PROBLEM TO WORK ON
Determine how many lines in the entries below contain the word "newdevice". The reply is that number alone.

SUPPLIED DATA
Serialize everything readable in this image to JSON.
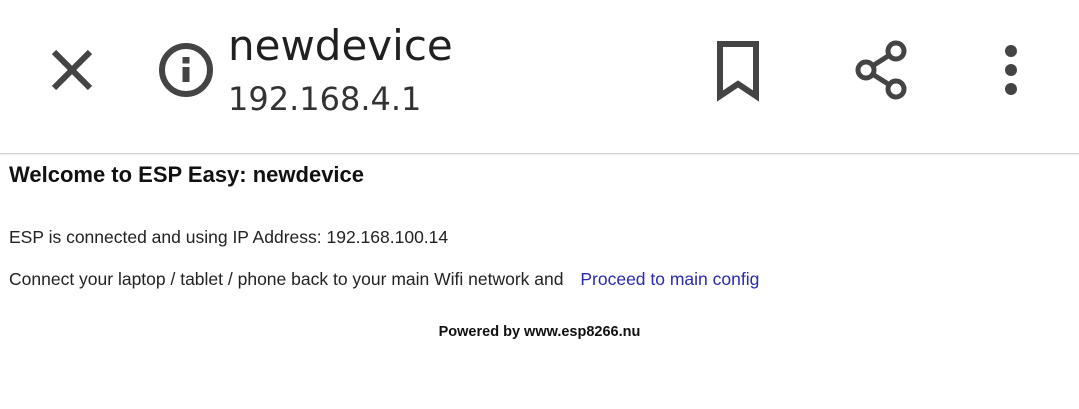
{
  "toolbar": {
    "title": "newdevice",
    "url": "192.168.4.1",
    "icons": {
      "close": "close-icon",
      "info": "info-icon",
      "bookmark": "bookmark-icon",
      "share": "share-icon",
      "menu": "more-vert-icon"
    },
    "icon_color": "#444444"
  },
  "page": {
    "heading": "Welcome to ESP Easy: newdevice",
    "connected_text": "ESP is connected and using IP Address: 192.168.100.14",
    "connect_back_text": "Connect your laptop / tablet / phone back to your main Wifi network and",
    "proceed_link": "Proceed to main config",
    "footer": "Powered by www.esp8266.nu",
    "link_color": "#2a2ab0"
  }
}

REPLY TO THE TASK
2